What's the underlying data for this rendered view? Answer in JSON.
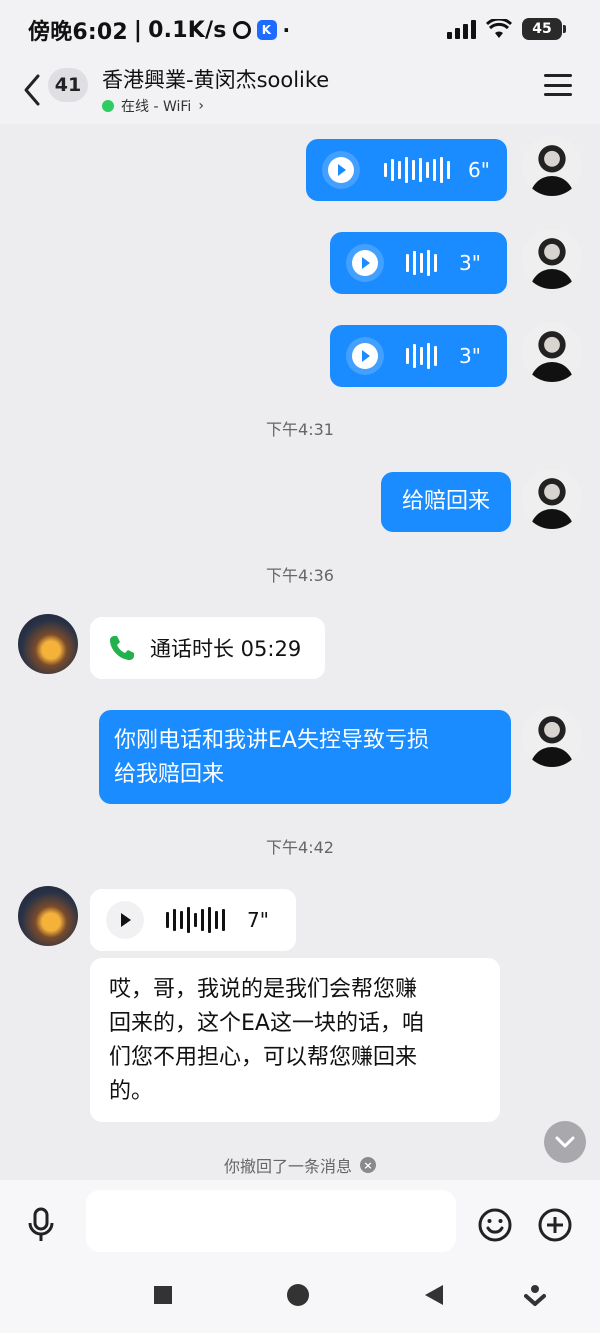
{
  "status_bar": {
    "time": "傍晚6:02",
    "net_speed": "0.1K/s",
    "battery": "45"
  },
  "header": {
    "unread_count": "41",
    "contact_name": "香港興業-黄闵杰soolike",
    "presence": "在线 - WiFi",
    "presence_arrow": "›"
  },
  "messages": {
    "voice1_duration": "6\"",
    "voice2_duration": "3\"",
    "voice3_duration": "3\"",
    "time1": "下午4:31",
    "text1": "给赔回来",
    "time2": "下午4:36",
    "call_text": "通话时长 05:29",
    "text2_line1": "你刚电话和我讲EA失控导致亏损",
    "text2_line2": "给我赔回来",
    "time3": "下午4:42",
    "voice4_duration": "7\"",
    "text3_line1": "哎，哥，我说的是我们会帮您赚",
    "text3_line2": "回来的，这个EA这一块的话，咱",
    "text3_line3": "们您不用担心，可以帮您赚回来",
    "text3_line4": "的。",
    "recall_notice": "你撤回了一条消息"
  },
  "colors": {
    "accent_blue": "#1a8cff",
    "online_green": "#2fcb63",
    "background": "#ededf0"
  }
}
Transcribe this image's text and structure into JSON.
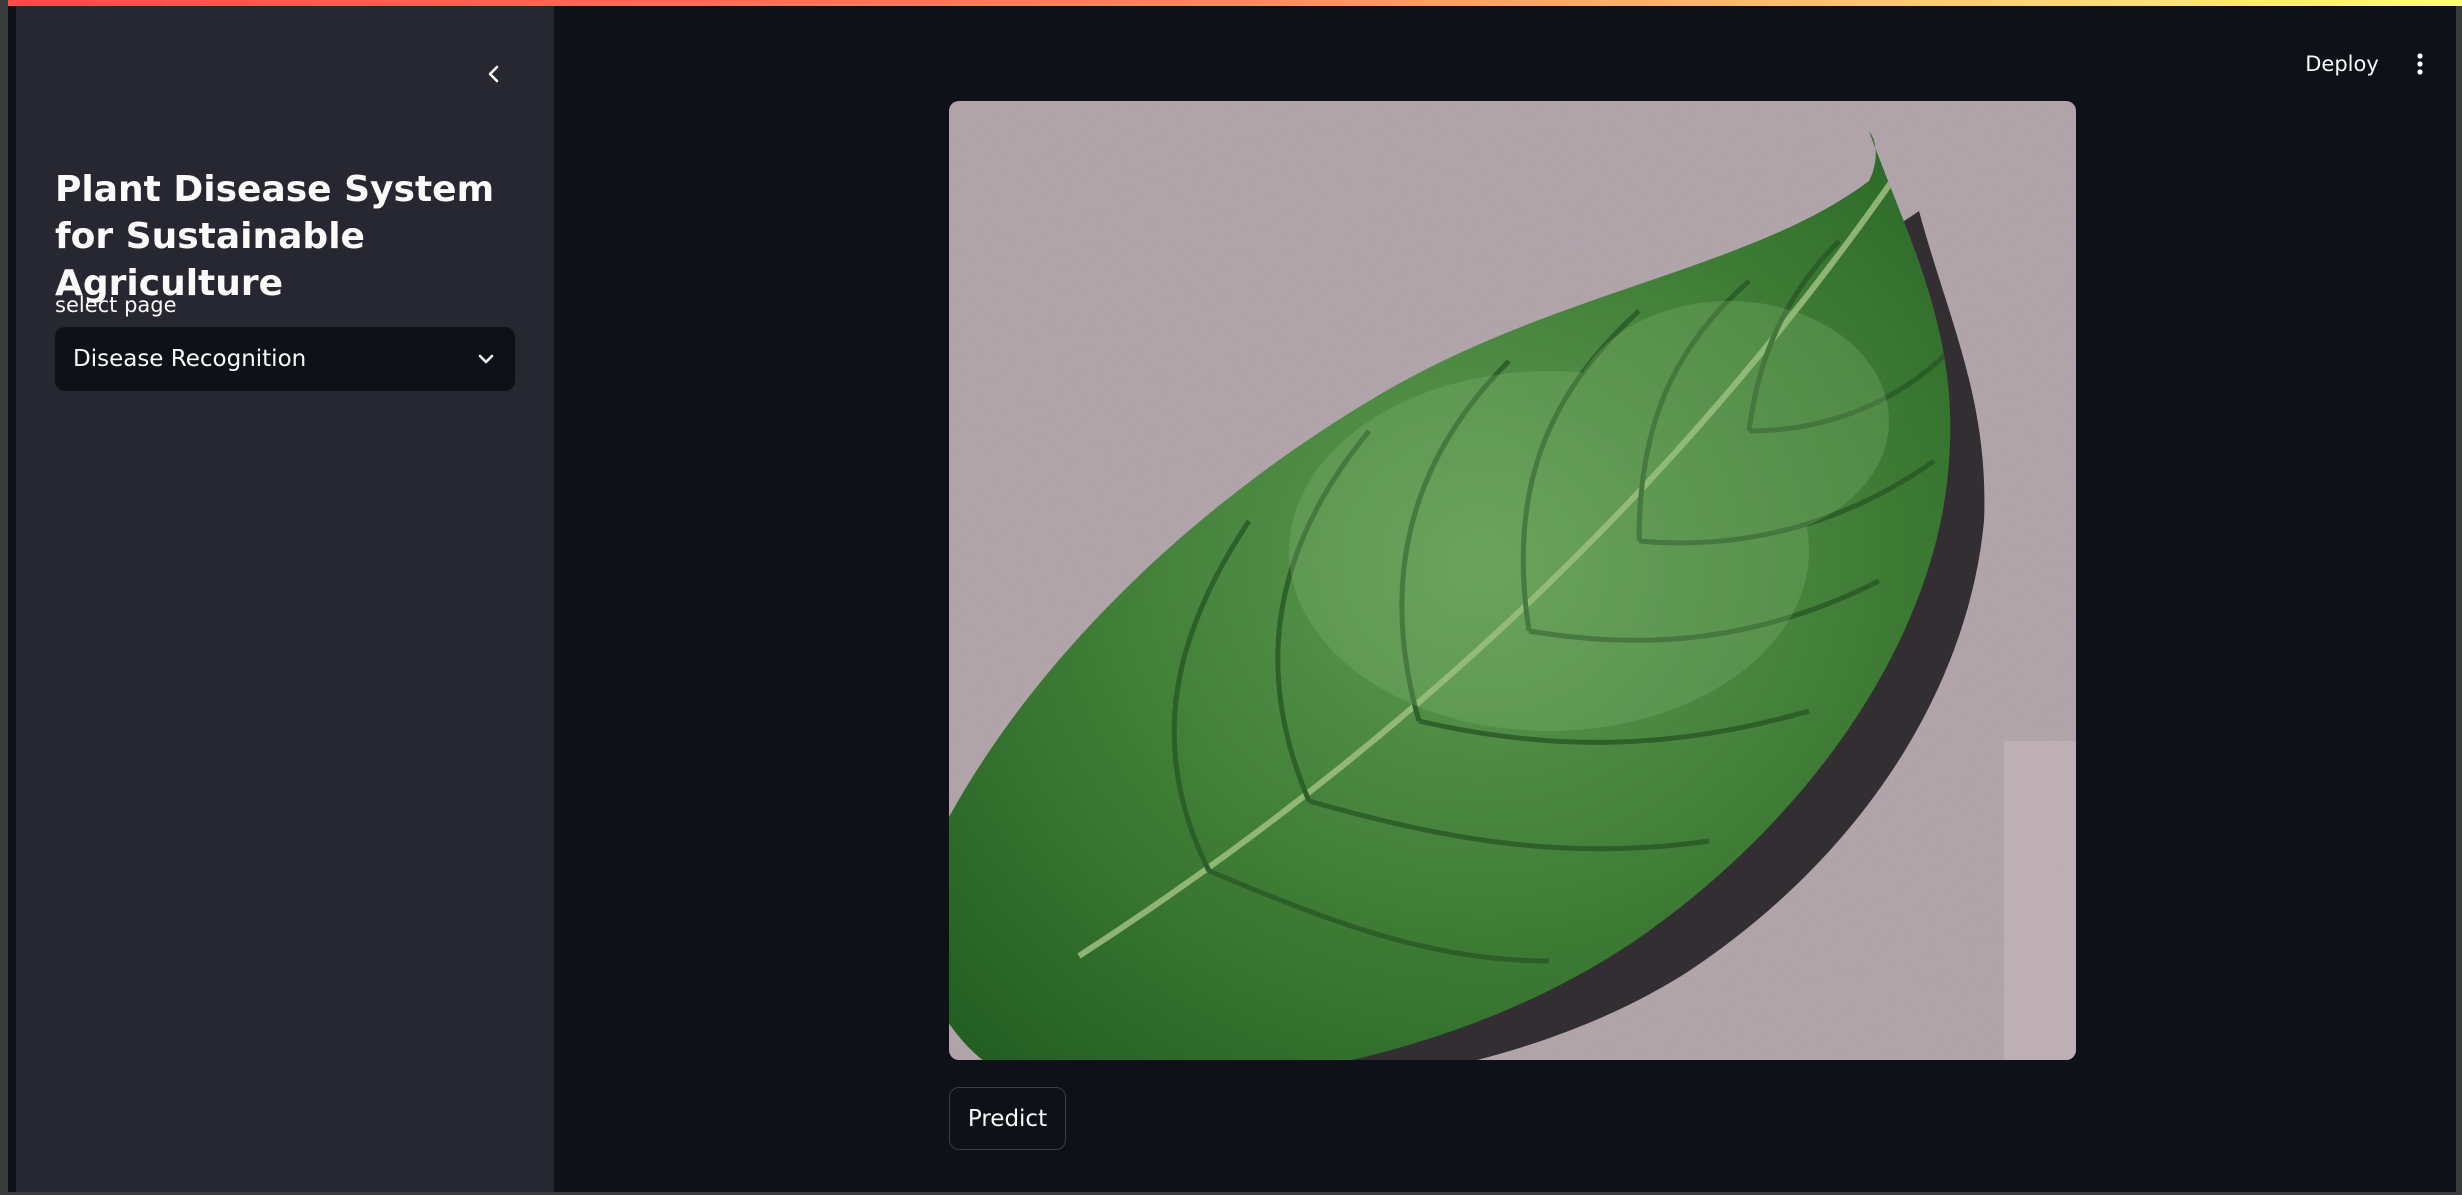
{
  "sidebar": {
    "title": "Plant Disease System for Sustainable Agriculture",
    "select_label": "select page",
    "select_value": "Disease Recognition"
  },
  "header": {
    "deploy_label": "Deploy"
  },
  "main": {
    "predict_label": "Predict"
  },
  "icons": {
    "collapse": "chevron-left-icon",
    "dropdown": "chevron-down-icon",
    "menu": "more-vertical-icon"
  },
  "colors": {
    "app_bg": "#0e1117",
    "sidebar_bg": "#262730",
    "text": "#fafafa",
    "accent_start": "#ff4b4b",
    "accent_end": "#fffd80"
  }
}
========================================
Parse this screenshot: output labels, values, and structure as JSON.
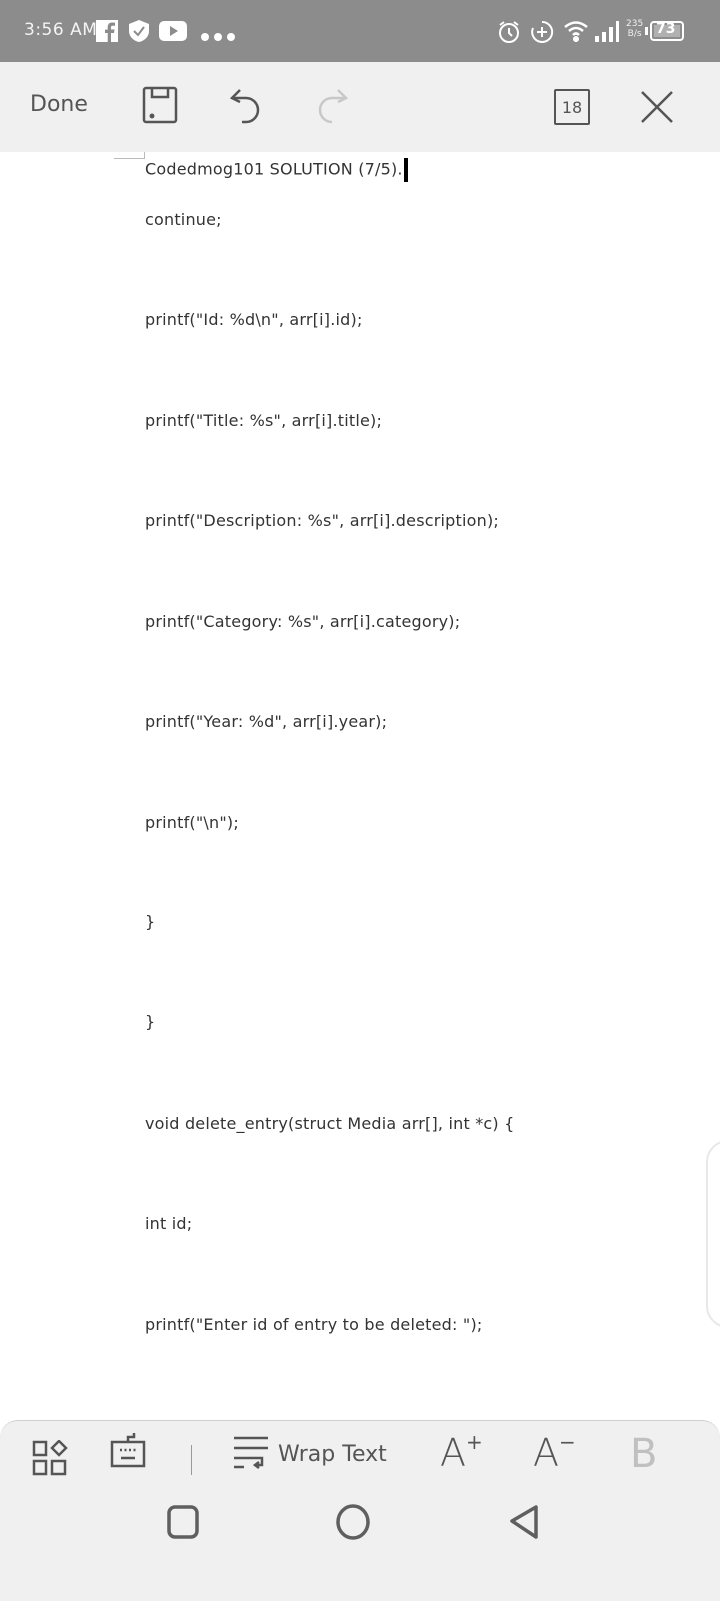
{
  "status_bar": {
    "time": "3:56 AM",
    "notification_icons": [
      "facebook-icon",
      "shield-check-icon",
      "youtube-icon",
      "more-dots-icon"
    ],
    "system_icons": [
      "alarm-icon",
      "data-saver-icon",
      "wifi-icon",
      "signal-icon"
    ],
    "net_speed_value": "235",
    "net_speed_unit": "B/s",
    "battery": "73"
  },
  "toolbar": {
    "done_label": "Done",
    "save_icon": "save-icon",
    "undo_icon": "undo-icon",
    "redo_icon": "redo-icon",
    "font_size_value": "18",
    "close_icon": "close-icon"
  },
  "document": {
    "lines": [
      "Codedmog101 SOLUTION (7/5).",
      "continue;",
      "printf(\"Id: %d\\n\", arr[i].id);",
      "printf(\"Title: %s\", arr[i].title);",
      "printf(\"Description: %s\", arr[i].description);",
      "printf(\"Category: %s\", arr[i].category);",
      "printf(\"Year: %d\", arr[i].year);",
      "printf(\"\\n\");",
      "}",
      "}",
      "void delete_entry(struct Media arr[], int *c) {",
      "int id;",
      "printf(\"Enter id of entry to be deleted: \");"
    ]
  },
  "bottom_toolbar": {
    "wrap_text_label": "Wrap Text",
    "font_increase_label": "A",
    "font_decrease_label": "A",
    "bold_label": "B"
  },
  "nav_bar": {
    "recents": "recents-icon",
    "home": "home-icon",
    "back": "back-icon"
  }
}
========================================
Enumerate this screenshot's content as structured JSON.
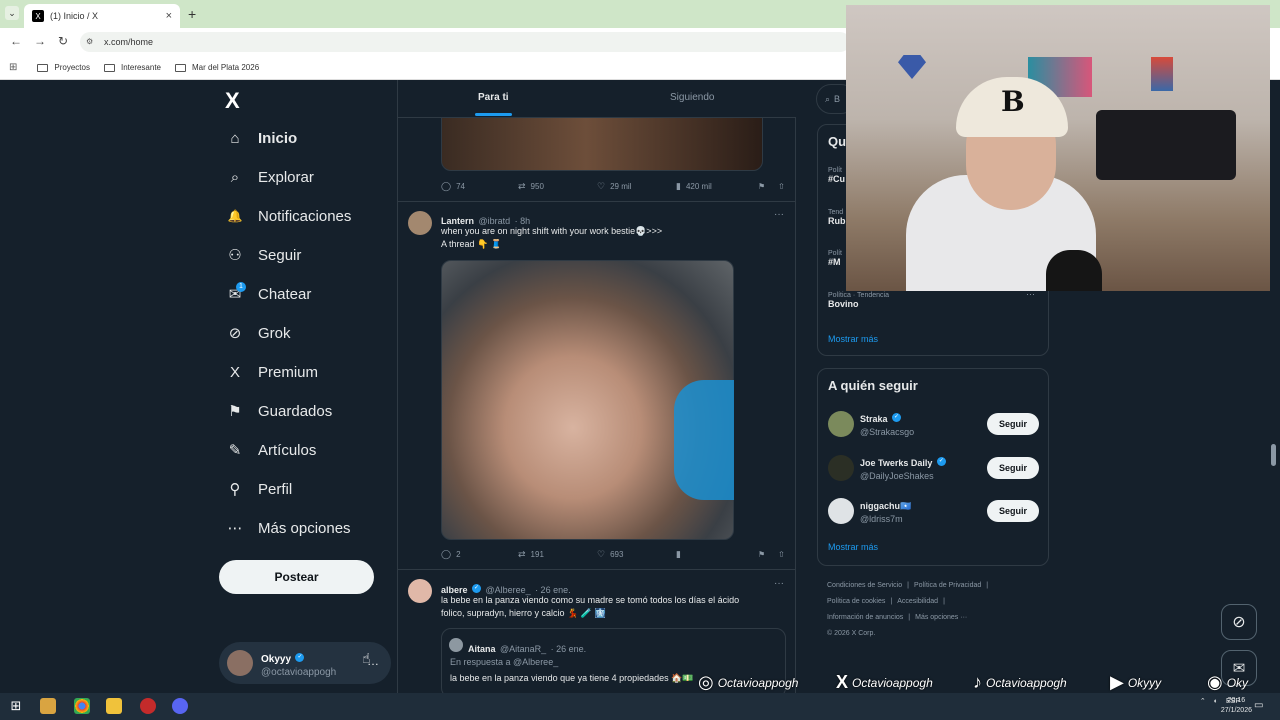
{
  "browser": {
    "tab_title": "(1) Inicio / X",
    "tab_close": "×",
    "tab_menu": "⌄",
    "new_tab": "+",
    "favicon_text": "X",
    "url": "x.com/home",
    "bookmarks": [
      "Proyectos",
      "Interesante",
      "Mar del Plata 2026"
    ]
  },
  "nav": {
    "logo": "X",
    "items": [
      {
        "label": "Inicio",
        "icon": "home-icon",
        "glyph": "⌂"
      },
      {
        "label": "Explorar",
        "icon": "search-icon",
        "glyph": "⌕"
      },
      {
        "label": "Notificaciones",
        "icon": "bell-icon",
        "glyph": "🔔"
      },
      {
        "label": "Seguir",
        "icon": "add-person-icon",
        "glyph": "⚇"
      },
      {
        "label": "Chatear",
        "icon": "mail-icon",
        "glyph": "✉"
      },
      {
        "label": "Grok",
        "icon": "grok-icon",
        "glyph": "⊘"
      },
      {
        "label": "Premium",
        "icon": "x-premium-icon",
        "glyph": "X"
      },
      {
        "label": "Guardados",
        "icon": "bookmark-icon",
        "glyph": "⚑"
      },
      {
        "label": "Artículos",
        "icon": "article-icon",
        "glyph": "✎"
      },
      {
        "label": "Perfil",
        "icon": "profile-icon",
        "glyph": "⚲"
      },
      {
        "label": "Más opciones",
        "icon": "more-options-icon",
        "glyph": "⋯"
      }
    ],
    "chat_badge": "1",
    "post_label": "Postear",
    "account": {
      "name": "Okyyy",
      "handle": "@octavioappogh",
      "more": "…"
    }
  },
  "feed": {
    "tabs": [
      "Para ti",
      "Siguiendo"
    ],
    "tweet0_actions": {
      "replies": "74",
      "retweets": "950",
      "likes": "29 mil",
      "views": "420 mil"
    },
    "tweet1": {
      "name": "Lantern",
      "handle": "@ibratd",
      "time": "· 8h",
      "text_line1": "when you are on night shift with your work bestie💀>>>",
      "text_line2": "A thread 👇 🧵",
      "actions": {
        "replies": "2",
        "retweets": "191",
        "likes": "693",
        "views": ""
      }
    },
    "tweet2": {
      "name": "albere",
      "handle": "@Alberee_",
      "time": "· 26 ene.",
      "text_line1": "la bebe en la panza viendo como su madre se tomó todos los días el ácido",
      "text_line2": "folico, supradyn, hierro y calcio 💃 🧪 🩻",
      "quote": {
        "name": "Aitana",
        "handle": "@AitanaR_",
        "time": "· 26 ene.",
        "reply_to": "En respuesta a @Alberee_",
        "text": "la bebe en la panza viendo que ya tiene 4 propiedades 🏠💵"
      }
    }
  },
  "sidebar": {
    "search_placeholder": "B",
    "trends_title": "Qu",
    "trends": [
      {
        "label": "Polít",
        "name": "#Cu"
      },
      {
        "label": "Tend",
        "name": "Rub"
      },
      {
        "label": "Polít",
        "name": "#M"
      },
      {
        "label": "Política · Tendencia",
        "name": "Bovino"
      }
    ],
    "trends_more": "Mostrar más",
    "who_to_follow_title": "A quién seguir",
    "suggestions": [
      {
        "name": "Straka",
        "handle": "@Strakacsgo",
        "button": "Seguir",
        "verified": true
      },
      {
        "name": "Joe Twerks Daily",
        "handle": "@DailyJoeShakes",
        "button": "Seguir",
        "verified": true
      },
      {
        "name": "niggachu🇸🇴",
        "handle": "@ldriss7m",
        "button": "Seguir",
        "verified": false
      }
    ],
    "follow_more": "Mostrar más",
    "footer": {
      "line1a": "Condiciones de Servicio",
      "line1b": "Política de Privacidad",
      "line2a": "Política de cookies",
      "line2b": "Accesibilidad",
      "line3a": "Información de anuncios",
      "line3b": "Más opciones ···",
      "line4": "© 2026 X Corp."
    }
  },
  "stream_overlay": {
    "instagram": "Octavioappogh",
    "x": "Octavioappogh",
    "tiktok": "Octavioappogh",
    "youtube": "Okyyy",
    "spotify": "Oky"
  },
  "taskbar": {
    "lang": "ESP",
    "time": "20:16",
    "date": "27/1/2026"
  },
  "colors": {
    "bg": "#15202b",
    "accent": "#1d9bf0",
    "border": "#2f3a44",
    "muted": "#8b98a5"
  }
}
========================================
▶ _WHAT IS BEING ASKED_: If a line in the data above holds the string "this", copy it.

▶ _RESULT OF THE TASK_:
What's the underlying data for this rendered view? Answer in JSON.
Transcribe this image's text and structure into JSON.
Parse this screenshot: output labels, values, and structure as JSON.
Enumerate this screenshot's content as structured JSON.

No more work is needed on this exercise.